You can purchase it from trenz electronic or Digi-Key.

Vivado HL WebPACK Edition (free Version) is the recommended software.

Turn your Zero Pi into a USB Dongle

The $5 Raspberry Pi Zero is a standalone computer that can be embedded in various applications, but maybe now it is time to add some extra features.

It comes with a USB OTG port, meaning it can function as a USB device rather than a USB host. Thus, it can become a serial device with just a USB cable, an Ethernet device, MIDI device, camera, or just about anything else you can plug into a USB port.

Novaspirit has turned his Raspberry Pi Zero into a USB gadget, just like a RNDIS modem, with some easy steps. He aims to get the maximum benefit out of a Pi Zero without having to lug around any cables: “Just plug it in and you’re networked”

His hack turned the Zero Pi into a USB dongle with shared internet, and he could install services like webmin, owncloud, and vnc making it a great all-in-one device!


With minimal soldering, he converted the Zero’s onboard female USB jacks into a male USB plug.

You only need:

  • male usb connector
  • 4 wires
  • some soldering skills


Then you can follow the diagram to connect the male connector to Zero Pi
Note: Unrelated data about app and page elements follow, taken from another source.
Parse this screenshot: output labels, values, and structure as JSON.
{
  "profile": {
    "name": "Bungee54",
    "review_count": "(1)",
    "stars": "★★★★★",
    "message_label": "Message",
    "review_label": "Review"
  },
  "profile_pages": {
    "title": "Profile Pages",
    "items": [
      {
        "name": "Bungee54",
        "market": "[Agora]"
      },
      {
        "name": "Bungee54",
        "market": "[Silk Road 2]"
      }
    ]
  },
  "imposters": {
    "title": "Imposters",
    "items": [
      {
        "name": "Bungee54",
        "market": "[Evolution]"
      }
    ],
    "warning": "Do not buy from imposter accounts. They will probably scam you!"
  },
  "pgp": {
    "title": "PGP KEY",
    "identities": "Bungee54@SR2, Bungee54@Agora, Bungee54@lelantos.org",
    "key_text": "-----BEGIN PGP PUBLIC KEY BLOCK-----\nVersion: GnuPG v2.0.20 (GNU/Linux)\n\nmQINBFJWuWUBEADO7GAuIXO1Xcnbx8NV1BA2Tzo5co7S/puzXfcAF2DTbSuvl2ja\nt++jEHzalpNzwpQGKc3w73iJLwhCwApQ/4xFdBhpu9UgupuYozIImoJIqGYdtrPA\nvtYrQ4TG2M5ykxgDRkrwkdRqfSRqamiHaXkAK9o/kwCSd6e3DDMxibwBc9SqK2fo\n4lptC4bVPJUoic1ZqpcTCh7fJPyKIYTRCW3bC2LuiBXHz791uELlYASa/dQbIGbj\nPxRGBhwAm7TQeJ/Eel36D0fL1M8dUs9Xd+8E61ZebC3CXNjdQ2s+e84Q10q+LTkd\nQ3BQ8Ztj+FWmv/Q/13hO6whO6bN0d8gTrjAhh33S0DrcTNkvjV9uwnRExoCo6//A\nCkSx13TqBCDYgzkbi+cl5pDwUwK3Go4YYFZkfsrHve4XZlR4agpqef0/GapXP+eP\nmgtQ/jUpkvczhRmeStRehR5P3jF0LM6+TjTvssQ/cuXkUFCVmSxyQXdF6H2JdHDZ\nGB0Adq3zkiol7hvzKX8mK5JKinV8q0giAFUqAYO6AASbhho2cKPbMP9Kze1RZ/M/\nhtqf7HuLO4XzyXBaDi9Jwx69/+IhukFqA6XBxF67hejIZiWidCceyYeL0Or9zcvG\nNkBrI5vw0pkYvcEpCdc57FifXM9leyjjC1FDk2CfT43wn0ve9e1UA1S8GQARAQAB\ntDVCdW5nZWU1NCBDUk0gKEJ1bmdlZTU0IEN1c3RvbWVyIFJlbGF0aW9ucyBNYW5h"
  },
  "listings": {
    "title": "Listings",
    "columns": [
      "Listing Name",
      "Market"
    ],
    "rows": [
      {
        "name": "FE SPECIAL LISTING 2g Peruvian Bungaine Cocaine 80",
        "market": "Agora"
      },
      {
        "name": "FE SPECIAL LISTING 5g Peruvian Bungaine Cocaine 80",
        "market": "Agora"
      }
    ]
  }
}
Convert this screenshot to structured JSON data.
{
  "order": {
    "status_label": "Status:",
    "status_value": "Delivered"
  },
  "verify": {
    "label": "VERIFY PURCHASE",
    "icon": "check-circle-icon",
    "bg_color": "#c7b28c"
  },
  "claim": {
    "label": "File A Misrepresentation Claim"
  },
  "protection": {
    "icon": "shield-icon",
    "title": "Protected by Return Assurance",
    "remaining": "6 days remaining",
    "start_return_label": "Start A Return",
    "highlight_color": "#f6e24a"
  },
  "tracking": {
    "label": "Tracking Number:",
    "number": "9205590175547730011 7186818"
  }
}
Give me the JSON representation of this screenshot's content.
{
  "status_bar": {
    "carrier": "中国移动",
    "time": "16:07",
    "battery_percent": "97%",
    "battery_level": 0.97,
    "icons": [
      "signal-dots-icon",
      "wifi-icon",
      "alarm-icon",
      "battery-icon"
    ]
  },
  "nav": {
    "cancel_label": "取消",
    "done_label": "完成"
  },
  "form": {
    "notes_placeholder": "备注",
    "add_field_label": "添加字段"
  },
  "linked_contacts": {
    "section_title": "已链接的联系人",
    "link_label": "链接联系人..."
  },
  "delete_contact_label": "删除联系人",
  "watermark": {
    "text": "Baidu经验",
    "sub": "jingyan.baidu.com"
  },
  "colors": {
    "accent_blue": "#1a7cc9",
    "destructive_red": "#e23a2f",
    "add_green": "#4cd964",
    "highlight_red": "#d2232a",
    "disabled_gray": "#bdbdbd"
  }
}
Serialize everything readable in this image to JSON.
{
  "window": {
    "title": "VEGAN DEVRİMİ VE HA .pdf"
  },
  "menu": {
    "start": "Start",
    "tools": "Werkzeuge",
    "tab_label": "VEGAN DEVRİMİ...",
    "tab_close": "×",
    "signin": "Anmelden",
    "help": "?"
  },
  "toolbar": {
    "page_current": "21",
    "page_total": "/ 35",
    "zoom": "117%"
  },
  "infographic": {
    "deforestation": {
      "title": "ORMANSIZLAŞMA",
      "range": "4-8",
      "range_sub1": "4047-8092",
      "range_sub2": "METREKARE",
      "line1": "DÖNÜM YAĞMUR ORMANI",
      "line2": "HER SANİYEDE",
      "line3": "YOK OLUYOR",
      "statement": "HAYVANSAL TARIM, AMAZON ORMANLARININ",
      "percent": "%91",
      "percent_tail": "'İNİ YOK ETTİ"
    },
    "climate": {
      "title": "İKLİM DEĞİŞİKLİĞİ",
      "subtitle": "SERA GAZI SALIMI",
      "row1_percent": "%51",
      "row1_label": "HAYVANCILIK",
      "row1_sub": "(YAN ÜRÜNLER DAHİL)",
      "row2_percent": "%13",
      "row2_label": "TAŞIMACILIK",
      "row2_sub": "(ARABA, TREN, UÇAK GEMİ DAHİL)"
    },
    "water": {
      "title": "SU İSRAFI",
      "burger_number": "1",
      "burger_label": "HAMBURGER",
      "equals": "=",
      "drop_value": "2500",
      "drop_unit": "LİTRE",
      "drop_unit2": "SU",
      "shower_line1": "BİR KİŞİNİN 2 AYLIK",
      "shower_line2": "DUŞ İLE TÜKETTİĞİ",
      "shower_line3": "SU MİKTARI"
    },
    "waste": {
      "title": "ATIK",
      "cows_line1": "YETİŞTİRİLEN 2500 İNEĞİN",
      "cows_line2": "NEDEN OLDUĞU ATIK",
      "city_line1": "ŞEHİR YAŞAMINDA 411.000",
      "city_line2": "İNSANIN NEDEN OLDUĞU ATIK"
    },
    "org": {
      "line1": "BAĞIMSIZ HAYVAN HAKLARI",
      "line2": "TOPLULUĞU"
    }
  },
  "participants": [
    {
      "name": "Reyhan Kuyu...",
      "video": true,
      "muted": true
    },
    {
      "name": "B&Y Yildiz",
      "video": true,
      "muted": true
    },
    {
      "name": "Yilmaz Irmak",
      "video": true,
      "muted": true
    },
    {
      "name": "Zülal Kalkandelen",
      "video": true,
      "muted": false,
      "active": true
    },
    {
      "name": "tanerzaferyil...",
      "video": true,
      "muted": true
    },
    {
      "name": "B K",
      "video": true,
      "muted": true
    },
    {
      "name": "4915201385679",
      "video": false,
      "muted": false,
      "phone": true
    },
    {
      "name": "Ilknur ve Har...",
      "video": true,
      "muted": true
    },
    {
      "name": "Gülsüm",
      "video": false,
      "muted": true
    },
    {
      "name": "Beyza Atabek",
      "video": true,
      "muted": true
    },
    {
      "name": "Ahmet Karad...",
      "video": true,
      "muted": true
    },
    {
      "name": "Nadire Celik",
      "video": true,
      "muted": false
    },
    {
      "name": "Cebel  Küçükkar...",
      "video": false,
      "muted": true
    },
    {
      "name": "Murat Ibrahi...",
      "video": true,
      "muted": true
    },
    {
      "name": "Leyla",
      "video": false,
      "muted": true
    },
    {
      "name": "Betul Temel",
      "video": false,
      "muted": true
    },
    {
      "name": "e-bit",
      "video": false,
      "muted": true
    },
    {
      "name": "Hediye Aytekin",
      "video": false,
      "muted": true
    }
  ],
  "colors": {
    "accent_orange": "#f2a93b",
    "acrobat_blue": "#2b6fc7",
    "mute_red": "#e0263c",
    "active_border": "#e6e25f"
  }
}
How to ‘donglify’ the Raspberry Zero Pi as Novaspirit suggests

  1. Attach the Raspberry Pi Zero running Pixel OS to your computer as a USB network device
  2. Set up VNC (Virtual Network Computing) on the Pi so that you can log into its desktop in a window
  3. Set up networking on the Pi so that it can connect to the wider Internet through the laptop
  4. Install OwnCloud so that the Zero serves as a cloud storage

Check out this tutorial by Novaspirit

Novaspirit guy is not the first who converted the Raspberry Pi Zero into a USB gadget that connects to the internet, but the most interesting thing about his project that you won’t lose any functionality of you Zero Pi; you can still plug your stuff and use it in your applications. In addition, he delivered a very simple hardware hack and easy to follow software tutorial on Windows.

You can check his website Novaspirit for weekly posts where you can find loads of projects and tutorials.
More details, designs and code snippets of this project can be reached here.